January 10, 2014 § Leave a comment
Today I’m part of panel #s399 at #mla14 on MOOCs, Boutique Subjects, and Marginal Approaches. This roundtable addresses what happens to marginal approaches (e.g., feminist, queer, disability, racial) and boutique subjects (e.g., medieval studies) in the MOOC paradigm.
My slides are below with references further down:
Class Central, https://www.class-central.com/, a MOOC aggregator
Allen, I. Elaine and Jeff Seaman.

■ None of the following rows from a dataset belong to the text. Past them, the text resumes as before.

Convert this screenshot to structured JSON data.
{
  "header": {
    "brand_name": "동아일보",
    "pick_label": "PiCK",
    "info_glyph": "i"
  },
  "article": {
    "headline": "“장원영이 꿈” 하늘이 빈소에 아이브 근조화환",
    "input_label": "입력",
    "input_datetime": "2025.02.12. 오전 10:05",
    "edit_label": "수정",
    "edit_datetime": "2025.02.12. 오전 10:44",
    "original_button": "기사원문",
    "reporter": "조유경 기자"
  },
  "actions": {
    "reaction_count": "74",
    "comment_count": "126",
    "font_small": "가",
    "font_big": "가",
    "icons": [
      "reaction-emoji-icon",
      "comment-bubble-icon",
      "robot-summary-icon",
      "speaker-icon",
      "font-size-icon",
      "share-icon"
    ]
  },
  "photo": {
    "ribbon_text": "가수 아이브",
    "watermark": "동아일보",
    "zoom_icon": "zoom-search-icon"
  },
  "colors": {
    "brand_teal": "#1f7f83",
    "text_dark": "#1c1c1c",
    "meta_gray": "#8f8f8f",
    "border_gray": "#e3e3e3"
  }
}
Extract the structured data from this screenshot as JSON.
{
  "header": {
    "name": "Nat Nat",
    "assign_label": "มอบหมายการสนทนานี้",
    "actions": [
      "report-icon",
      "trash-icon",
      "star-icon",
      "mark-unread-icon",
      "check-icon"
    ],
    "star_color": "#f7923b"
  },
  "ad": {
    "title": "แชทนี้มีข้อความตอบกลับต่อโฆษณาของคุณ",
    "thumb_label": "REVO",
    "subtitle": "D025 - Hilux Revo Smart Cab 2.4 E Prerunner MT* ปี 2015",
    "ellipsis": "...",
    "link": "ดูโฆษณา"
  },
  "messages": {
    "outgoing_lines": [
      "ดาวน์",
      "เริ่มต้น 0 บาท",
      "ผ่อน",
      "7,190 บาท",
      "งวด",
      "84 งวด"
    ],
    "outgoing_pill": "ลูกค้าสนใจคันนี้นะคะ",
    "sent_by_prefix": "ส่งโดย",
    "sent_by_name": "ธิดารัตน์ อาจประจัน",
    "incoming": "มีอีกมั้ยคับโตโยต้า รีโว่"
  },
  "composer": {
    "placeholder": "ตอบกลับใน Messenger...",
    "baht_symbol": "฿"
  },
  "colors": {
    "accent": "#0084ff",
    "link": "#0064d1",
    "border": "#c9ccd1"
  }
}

Going the Distance: Online Education in the United States, 2011. The Sloan Consortium, November 2011. http://sloanconsortium.org/publications/survey/going_distance_2011. (source of chart defining various versions of online learning based on how much delivery is online vs. face-to-face)
Medieval Latin Summer 2013: The Gesta Francorum: https://sites.google.com/a/swarthmore.edu/medieval-latin-summer-2013-the-gesta-francorum/home
Google Plus community for the Gesta Francorum: https://plus.google.com/communities/106839324668039713380
YouTube videos of Gesta Francorum course: https://www.youtube.com/channel/UCHx1tpUcXc7iHW1cujlvXSA
Davis, Rebecca Frost. “Networked Collaborative Course on Feminism and Technology.” Rebecca Frost Davis. Accessed April 6, 2013. https://rebeccafrostdavis.wordpress.com/2012/09/26/networked-collaborative-course-on-feminism-and-technology/.
Gold, Matthew K. “Hacking Together Egalitarian Educational Communities; Some Notes on the Looking for Whitman Project.” The Lapland Chronicles, May 28, 2010. http://mkgold.net/blog/2010/05/28/hacking-together-egalitarian-educational-communities-some-notes-on-the-looking-for-whitman-project/.
Gold, Matthew K. “Looking for Whitman: A Multi-Campus Experiment in Digital Pedagogy.” In Digital Humanities Pedagogy: Practices, Principles and Politics, edited by Brett Hirsch. Open Book Publishers, 2013. http://www.openbookpublishers.com/reader/161.
Gold, Matthew, and Jim Groom. “Looking for Whitman: A Grand, Aggregated Experiment.” In Debates in the Digital Humanities, edited by Matthew K. Gold, 406–408. University of Minnesota Press, 2012. http://www.upress.umn.edu/book-division/books/debates-in-the-digital-humanities.
Gold, Matthew. “Disrupting Institutional Barriers Through Digital Humanities Pedagogy.” Diversity & Democracy 15, no. 2 (2012). http://www.diversityweb.org/DiversityDemocracy/vol15no2/gold.cfm.
Levine, Alan. “10 Ways You Can Be Part of Ds106 Without Any Cruddy MOOC Drop Out Feeling.” CogDogBlog. January 31, 2013. http://cogdogblog.com/2013/01/31/be-part-of-ds106/.
Levine, Alan. “Ds106 Is Made of the Stuff the Web Is Made Of.” WCET Frontiers, February 13, 2013. http://wcetblog.wordpress.com/2013/02/13/ds106/.
History Harvest: http://historyharvest.unl.edu/